Exercise instructions: Write the records below out again word for word, with the pictures removed.

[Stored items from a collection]
== Segment start ==

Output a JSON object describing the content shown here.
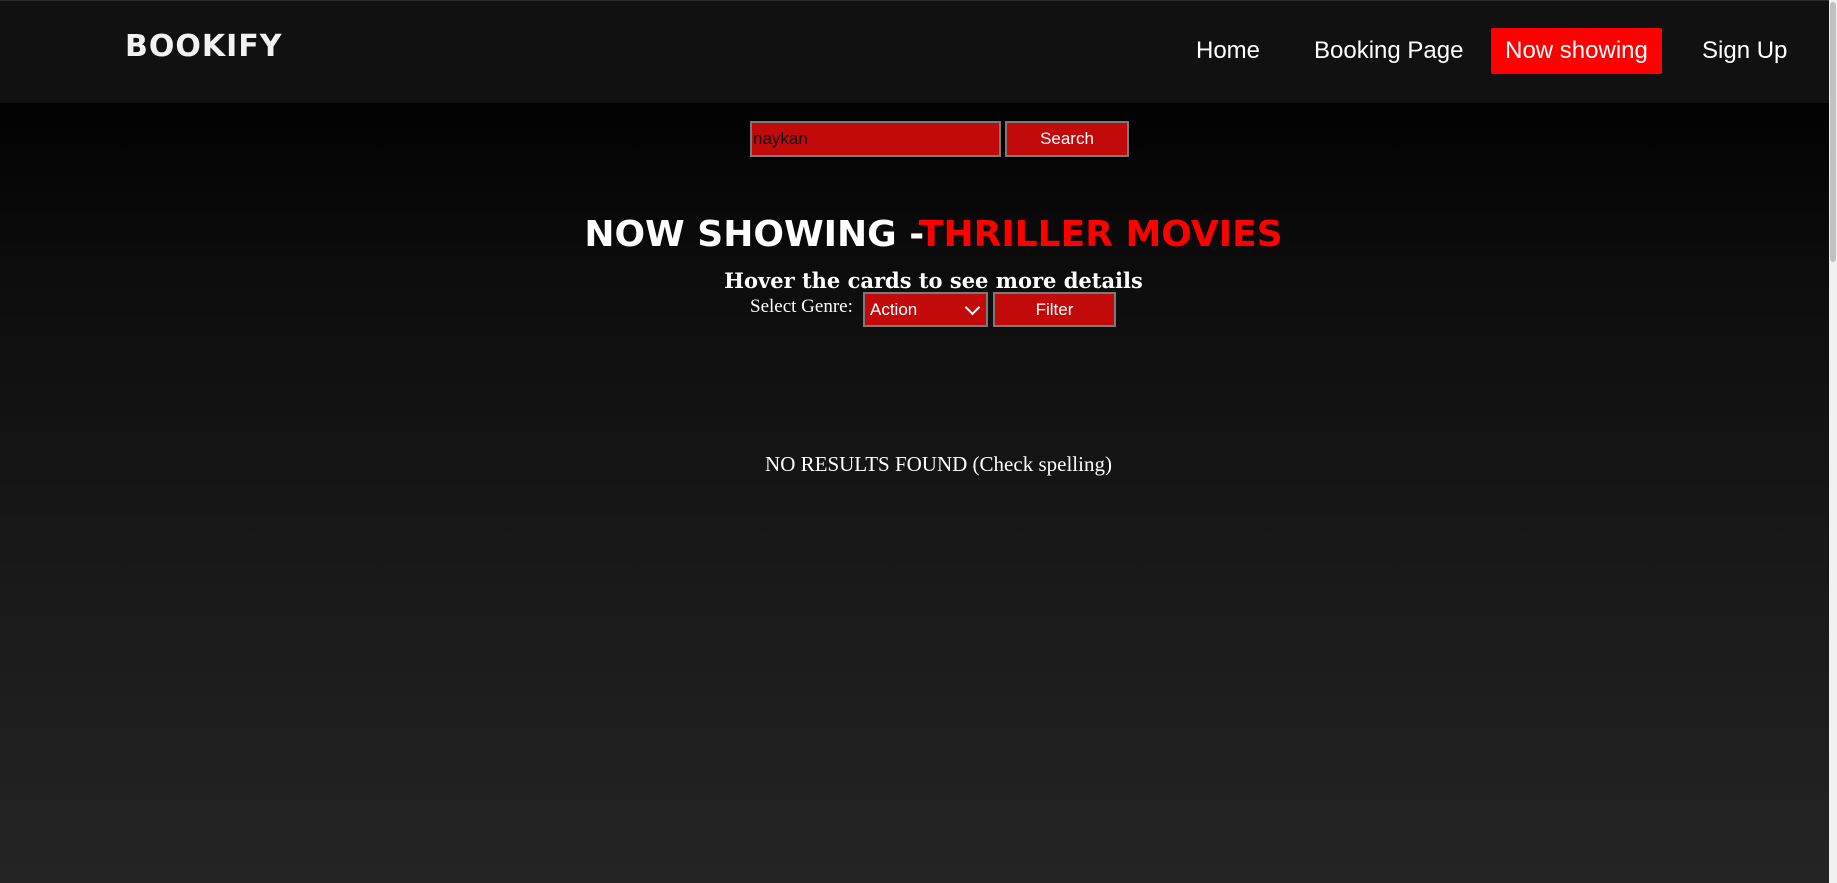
{
  "header": {
    "brand": "BOOKIFY",
    "nav": {
      "home": "Home",
      "booking": "Booking Page",
      "now_showing": "Now showing",
      "sign_up": "Sign Up"
    },
    "active_nav": "Now showing",
    "active_color": "#ff0000"
  },
  "search": {
    "value": "naykan",
    "button_label": "Search"
  },
  "main": {
    "title_prefix": "NOW SHOWING -",
    "title_highlight": "THRILLER MOVIES",
    "subtitle": "Hover the cards to see more details",
    "genre_label": "Select Genre:",
    "genre_selected": "Action",
    "filter_label": "Filter",
    "no_results": "NO RESULTS FOUND (Check spelling)"
  },
  "colors": {
    "accent": "#ff0000",
    "control_bg": "#c20a0a",
    "navbar_bg": "#111111"
  },
  "icons": {
    "dropdown": "chevron-down-icon"
  }
}
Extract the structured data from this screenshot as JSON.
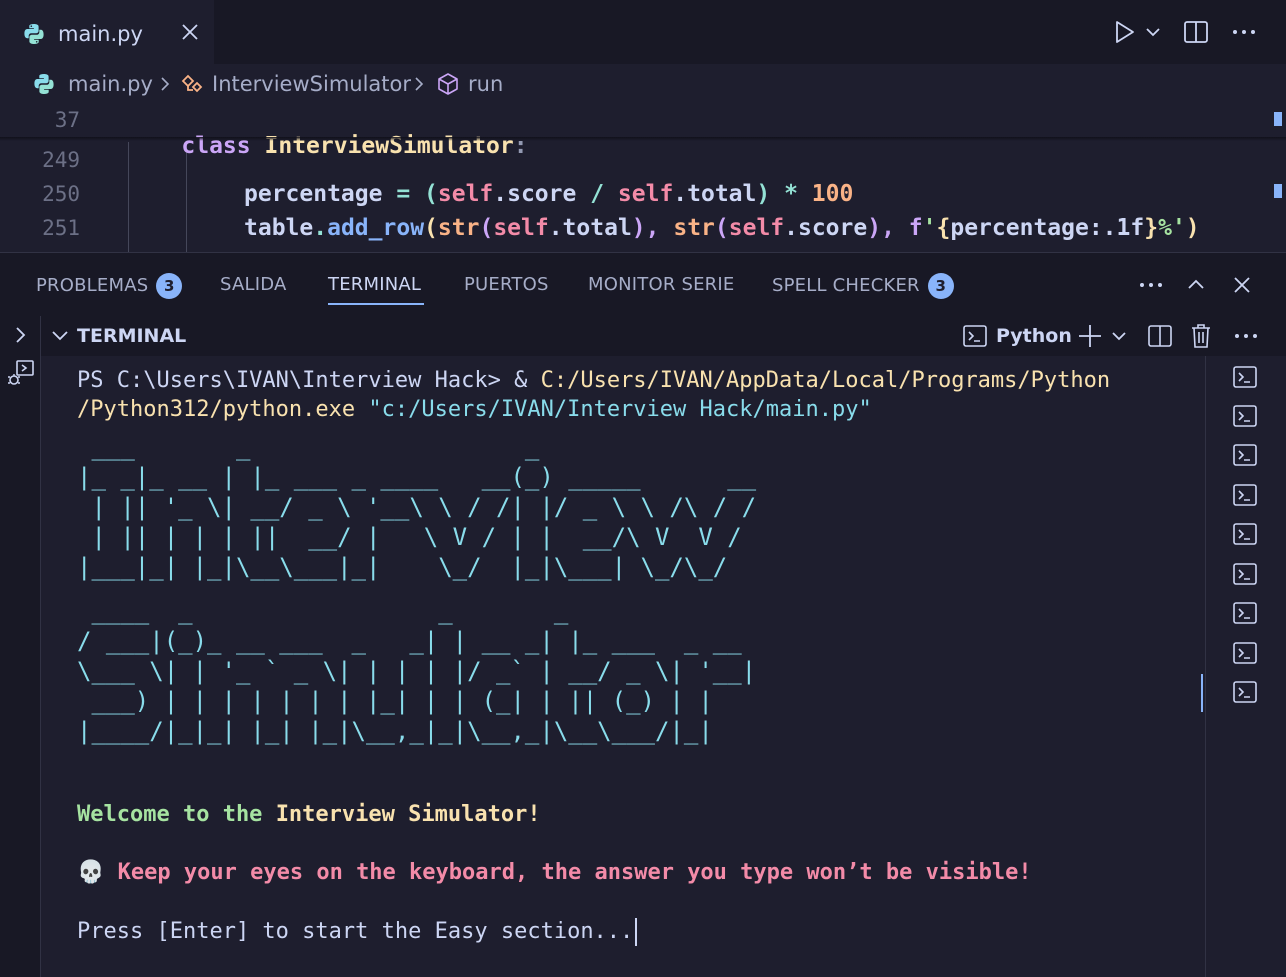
{
  "editor": {
    "tab_label": "main.py",
    "breadcrumb": {
      "file": "main.py",
      "class": "InterviewSimulator",
      "method": "run"
    },
    "lines": [
      {
        "number": "37"
      },
      {
        "number": "249"
      },
      {
        "number": "250"
      },
      {
        "number": "251"
      }
    ],
    "code": {
      "l37_kw": "class",
      "l37_name": "InterviewSimulator",
      "l37_colon": ":",
      "l250_var": "percentage",
      "l250_eq": " = (",
      "l250_self1": "self",
      "l250_attr1": ".score",
      "l250_div": " / ",
      "l250_self2": "self",
      "l250_attr2": ".total",
      "l250_mul": ") * ",
      "l250_num": "100",
      "l251_obj": "table",
      "l251_dot": ".",
      "l251_fn": "add_row",
      "l251_p1": "(",
      "l251_str1": "str",
      "l251_a1": "(",
      "l251_self1": "self",
      "l251_at1": ".total",
      "l251_c1": "), ",
      "l251_str2": "str",
      "l251_a2": "(",
      "l251_self2": "self",
      "l251_at2": ".score",
      "l251_c2": "), ",
      "l251_f": "f",
      "l251_q1": "'",
      "l251_b1": "{",
      "l251_fexpr": "percentage:.1f",
      "l251_b2": "}",
      "l251_pct": "%'",
      "l251_end": ")"
    }
  },
  "panel": {
    "tabs": [
      {
        "label": "PROBLEMAS",
        "badge": "3"
      },
      {
        "label": "SALIDA"
      },
      {
        "label": "TERMINAL"
      },
      {
        "label": "PUERTOS"
      },
      {
        "label": "MONITOR SERIE"
      },
      {
        "label": "SPELL CHECKER",
        "badge": "3"
      }
    ]
  },
  "terminal": {
    "section_title": "TERMINAL",
    "shell_label": "Python",
    "prompt": "PS C:\\Users\\IVAN\\Interview Hack> & ",
    "exe_path_1": "C:/Users/IVAN/AppData/Local/Programs/Python",
    "exe_path_2": "/Python312/python.exe",
    "script_arg": " \"c:/Users/IVAN/Interview Hack/main.py\"",
    "ascii_interview": " ___       _                   _\n|_ _|_ __ | |_ ___ _ ____   __(_) _____      __\n | || '_ \\| __/ _ \\ '__\\ \\ / /| |/ _ \\ \\ /\\ / /\n | || | | | ||  __/ |   \\ V / | |  __/\\ V  V /\n|___|_| |_|\\__\\___|_|    \\_/  |_|\\___| \\_/\\_/",
    "ascii_simulator": " ____  _                 _       _\n/ ___|(_)_ __ ___  _   _| | __ _| |_ ___  _ __\n\\___ \\| | '_ ` _ \\| | | | |/ _` | __/ _ \\| '__|\n ___) | | | | | | | |_| | | (_| | || (_) | |\n|____/|_|_| |_| |_|\\__,_|_|\\__,_|\\__\\___/|_|",
    "welcome_1": "Welcome to the ",
    "welcome_2": "Interview Simulator!",
    "warning_emoji": "💀",
    "warning": " Keep your eyes on the keyboard, the answer you type won’t be visible!",
    "press": "Press [Enter] to start the Easy section..."
  },
  "colors": {
    "keyword": "#cba6f7",
    "class_name": "#f9e2af",
    "self": "#f38ba8",
    "function": "#89b4fa",
    "builtin": "#fab387",
    "string": "#a6e3a1",
    "number": "#fab387",
    "ascii": "#89dceb",
    "path": "#f9e2af",
    "warning": "#f38ba8"
  }
}
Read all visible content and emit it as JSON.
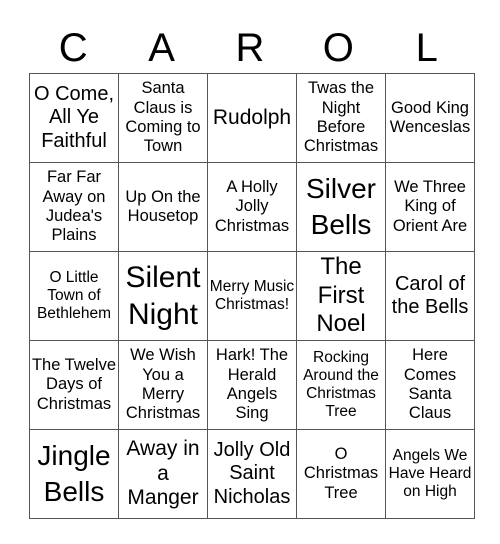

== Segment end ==

Result of the task:
Output a JSON object describing the content shown here.
{
  "header": {
    "brand": "BOOKIFY",
    "nav": {
      "home": "Home",
      "booking": "Booking Page",
      "now_showing": "Now showing",
      "sign_up": "Sign Up"
    },
    "active_nav": "Now showing",
    "active_color": "#ff0000"
  },
  "search": {
    "value": "naykan",
    "button_label": "Search"
  },
  "main": {
    "title_prefix": "NOW SHOWING -",
    "title_highlight": "THRILLER MOVIES",
    "subtitle": "Hover the cards to see more details",
    "genre_label": "Select Genre:",
    "genre_selected": "Action",
    "filter_label": "Filter",
    "no_results": "NO RESULTS FOUND (Check spelling)"
  },
  "colors": {
    "accent": "#ff0000",
    "control_bg": "#c20a0a",
    "navbar_bg": "#111111"
  },
  "icons": {
    "dropdown": "chevron-down-icon"
  }
}
Extract the structured data from this screenshot as JSON.
{
  "editor": {
    "tab_label": "main.py",
    "breadcrumb": {
      "file": "main.py",
      "class": "InterviewSimulator",
      "method": "run"
    },
    "lines": [
      {
        "number": "37"
      },
      {
        "number": "249"
      },
      {
        "number": "250"
      },
      {
        "number": "251"
      }
    ],
    "code": {
      "l37_kw": "class",
      "l37_name": "InterviewSimulator",
      "l37_colon": ":",
      "l250_var": "percentage",
      "l250_eq": " = (",
      "l250_self1": "self",
      "l250_attr1": ".score",
      "l250_div": " / ",
      "l250_self2": "self",
      "l250_attr2": ".total",
      "l250_mul": ") * ",
      "l250_num": "100",
      "l251_obj": "table",
      "l251_dot": ".",
      "l251_fn": "add_row",
      "l251_p1": "(",
      "l251_str1": "str",
      "l251_a1": "(",
      "l251_self1": "self",
      "l251_at1": ".total",
      "l251_c1": "), ",
      "l251_str2": "str",
      "l251_a2": "(",
      "l251_self2": "self",
      "l251_at2": ".score",
      "l251_c2": "), ",
      "l251_f": "f",
      "l251_q1": "'",
      "l251_b1": "{",
      "l251_fexpr": "percentage:.1f",
      "l251_b2": "}",
      "l251_pct": "%'",
      "l251_end": ")"
    }
  },
  "panel": {
    "tabs": [
      {
        "label": "PROBLEMAS",
        "badge": "3"
      },
      {
        "label": "SALIDA"
      },
      {
        "label": "TERMINAL"
      },
      {
        "label": "PUERTOS"
      },
      {
        "label": "MONITOR SERIE"
      },
      {
        "label": "SPELL CHECKER",
        "badge": "3"
      }
    ]
  },
  "terminal": {
    "section_title": "TERMINAL",
    "shell_label": "Python",
    "prompt": "PS C:\\Users\\IVAN\\Interview Hack> & ",
    "exe_path_1": "C:/Users/IVAN/AppData/Local/Programs/Python",
    "exe_path_2": "/Python312/python.exe",
    "script_arg": " \"c:/Users/IVAN/Interview Hack/main.py\"",
    "ascii_interview": " ___       _                   _\n|_ _|_ __ | |_ ___ _ ____   __(_) _____      __\n | || '_ \\| __/ _ \\ '__\\ \\ / /| |/ _ \\ \\ /\\ / /\n | || | | | ||  __/ |   \\ V / | |  __/\\ V  V /\n|___|_| |_|\\__\\___|_|    \\_/  |_|\\___| \\_/\\_/",
    "ascii_simulator": " ____  _                 _       _\n/ ___|(_)_ __ ___  _   _| | __ _| |_ ___  _ __\n\\___ \\| | '_ ` _ \\| | | | |/ _` | __/ _ \\| '__|\n ___) | | | | | | | |_| | | (_| | || (_) | |\n|____/|_|_| |_| |_|\\__,_|_|\\__,_|\\__\\___/|_|",
    "welcome_1": "Welcome to the ",
    "welcome_2": "Interview Simulator!",
    "warning_emoji": "💀",
    "warning": " Keep your eyes on the keyboard, the answer you type won’t be visible!",
    "press": "Press [Enter] to start the Easy section..."
  },
  "colors": {
    "keyword": "#cba6f7",
    "class_name": "#f9e2af",
    "self": "#f38ba8",
    "function": "#89b4fa",
    "builtin": "#fab387",
    "string": "#a6e3a1",
    "number": "#fab387",
    "ascii": "#89dceb",
    "path": "#f9e2af",
    "warning": "#f38ba8"
  }
}
Read all visible content and emit it as JSON.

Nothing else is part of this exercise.